Exercise brief
All records below must be written out exactly, with the pictures excluded.

>>>>

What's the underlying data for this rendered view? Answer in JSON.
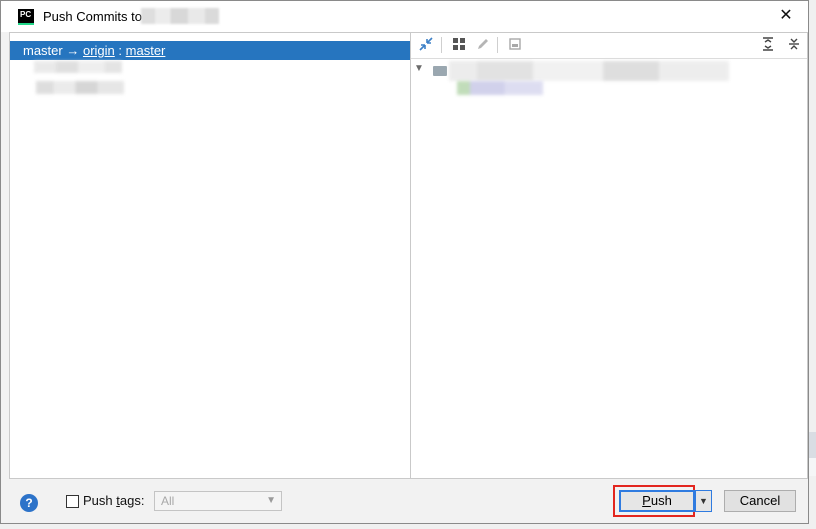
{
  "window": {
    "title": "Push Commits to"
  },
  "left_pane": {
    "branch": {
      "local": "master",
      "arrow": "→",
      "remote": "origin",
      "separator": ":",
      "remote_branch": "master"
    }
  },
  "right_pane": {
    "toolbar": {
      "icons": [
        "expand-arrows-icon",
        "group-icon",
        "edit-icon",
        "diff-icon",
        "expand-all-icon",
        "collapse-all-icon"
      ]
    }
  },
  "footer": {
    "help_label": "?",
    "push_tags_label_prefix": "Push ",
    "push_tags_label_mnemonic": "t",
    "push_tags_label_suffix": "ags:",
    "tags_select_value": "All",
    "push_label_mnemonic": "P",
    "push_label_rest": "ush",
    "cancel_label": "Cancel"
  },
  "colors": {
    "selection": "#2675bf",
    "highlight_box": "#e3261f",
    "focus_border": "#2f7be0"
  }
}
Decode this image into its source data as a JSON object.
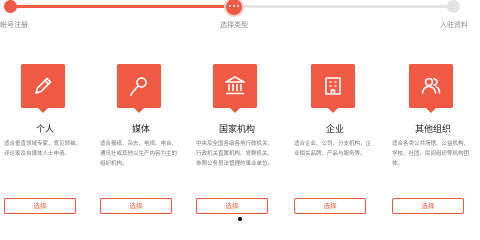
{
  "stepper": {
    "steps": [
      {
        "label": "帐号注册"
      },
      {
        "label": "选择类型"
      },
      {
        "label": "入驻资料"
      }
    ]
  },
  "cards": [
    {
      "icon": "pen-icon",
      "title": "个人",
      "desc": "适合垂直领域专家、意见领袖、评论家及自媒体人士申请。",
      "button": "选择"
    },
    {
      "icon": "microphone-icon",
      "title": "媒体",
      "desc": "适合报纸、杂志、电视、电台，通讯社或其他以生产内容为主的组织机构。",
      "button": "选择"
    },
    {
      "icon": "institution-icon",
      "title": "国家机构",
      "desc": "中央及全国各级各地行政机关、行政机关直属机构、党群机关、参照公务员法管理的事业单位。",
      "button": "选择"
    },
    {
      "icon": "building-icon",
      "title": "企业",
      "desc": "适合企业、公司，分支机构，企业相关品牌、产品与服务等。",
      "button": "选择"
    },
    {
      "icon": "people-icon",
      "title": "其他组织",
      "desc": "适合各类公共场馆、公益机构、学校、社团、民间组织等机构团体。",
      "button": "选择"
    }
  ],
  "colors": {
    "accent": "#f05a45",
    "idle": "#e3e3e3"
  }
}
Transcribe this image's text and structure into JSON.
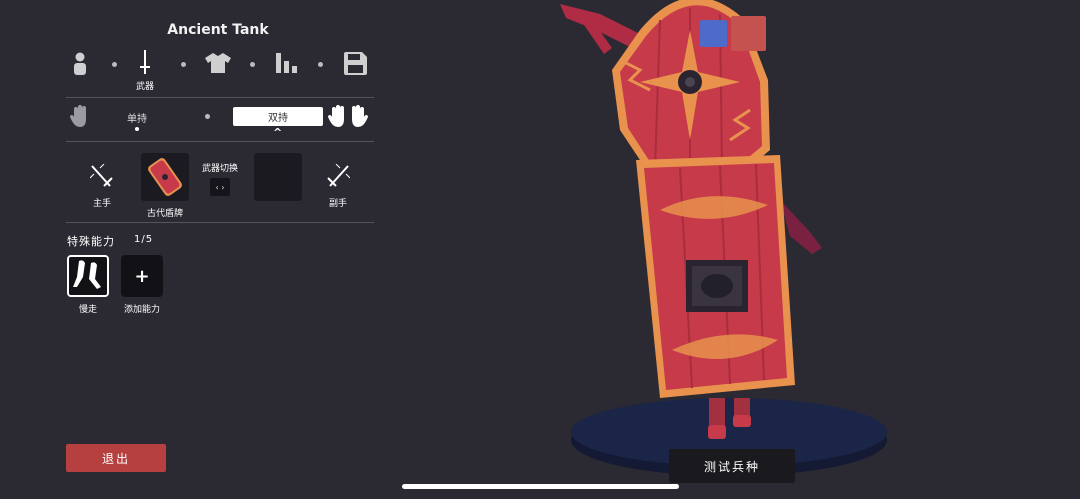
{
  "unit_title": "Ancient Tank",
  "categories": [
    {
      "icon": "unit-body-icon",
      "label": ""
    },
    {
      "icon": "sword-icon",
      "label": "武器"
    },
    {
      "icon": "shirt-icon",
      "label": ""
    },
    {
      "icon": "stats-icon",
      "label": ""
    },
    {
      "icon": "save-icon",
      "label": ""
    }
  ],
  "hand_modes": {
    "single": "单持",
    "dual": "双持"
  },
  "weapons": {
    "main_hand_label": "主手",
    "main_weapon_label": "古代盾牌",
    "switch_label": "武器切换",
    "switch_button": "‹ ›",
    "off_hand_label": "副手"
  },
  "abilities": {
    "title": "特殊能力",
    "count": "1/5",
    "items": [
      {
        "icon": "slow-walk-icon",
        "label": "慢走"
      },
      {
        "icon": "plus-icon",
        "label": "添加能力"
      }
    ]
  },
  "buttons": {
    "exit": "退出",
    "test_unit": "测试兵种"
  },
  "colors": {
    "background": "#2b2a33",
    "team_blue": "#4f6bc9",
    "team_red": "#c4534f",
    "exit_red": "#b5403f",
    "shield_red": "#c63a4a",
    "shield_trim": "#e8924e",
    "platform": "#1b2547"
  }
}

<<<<

Task response
What's the underlying data for this rendered view? Answer in JSON.
{
  "window": {
    "title": "Push Commits to"
  },
  "left_pane": {
    "branch": {
      "local": "master",
      "arrow": "→",
      "remote": "origin",
      "separator": ":",
      "remote_branch": "master"
    }
  },
  "right_pane": {
    "toolbar": {
      "icons": [
        "expand-arrows-icon",
        "group-icon",
        "edit-icon",
        "diff-icon",
        "expand-all-icon",
        "collapse-all-icon"
      ]
    }
  },
  "footer": {
    "help_label": "?",
    "push_tags_label_prefix": "Push ",
    "push_tags_label_mnemonic": "t",
    "push_tags_label_suffix": "ags:",
    "tags_select_value": "All",
    "push_label_mnemonic": "P",
    "push_label_rest": "ush",
    "cancel_label": "Cancel"
  },
  "colors": {
    "selection": "#2675bf",
    "highlight_box": "#e3261f",
    "focus_border": "#2f7be0"
  }
}
Decode this image into its source data as a JSON object.
{
  "stepper": {
    "steps": [
      {
        "label": "帐号注册"
      },
      {
        "label": "选择类型"
      },
      {
        "label": "入驻资料"
      }
    ]
  },
  "cards": [
    {
      "icon": "pen-icon",
      "title": "个人",
      "desc": "适合垂直领域专家、意见领袖、评论家及自媒体人士申请。",
      "button": "选择"
    },
    {
      "icon": "microphone-icon",
      "title": "媒体",
      "desc": "适合报纸、杂志、电视、电台，通讯社或其他以生产内容为主的组织机构。",
      "button": "选择"
    },
    {
      "icon": "institution-icon",
      "title": "国家机构",
      "desc": "中央及全国各级各地行政机关、行政机关直属机构、党群机关、参照公务员法管理的事业单位。",
      "button": "选择"
    },
    {
      "icon": "building-icon",
      "title": "企业",
      "desc": "适合企业、公司，分支机构，企业相关品牌、产品与服务等。",
      "button": "选择"
    },
    {
      "icon": "people-icon",
      "title": "其他组织",
      "desc": "适合各类公共场馆、公益机构、学校、社团、民间组织等机构团体。",
      "button": "选择"
    }
  ],
  "colors": {
    "accent": "#f05a45",
    "idle": "#e3e3e3"
  }
}
Transcribe this image's text and structure into JSON.
{
  "unit_title": "Ancient Tank",
  "categories": [
    {
      "icon": "unit-body-icon",
      "label": ""
    },
    {
      "icon": "sword-icon",
      "label": "武器"
    },
    {
      "icon": "shirt-icon",
      "label": ""
    },
    {
      "icon": "stats-icon",
      "label": ""
    },
    {
      "icon": "save-icon",
      "label": ""
    }
  ],
  "hand_modes": {
    "single": "单持",
    "dual": "双持"
  },
  "weapons": {
    "main_hand_label": "主手",
    "main_weapon_label": "古代盾牌",
    "switch_label": "武器切换",
    "switch_button": "‹ ›",
    "off_hand_label": "副手"
  },
  "abilities": {
    "title": "特殊能力",
    "count": "1/5",
    "items": [
      {
        "icon": "slow-walk-icon",
        "label": "慢走"
      },
      {
        "icon": "plus-icon",
        "label": "添加能力"
      }
    ]
  },
  "buttons": {
    "exit": "退出",
    "test_unit": "测试兵种"
  },
  "colors": {
    "background": "#2b2a33",
    "team_blue": "#4f6bc9",
    "team_red": "#c4534f",
    "exit_red": "#b5403f",
    "shield_red": "#c63a4a",
    "shield_trim": "#e8924e",
    "platform": "#1b2547"
  }
}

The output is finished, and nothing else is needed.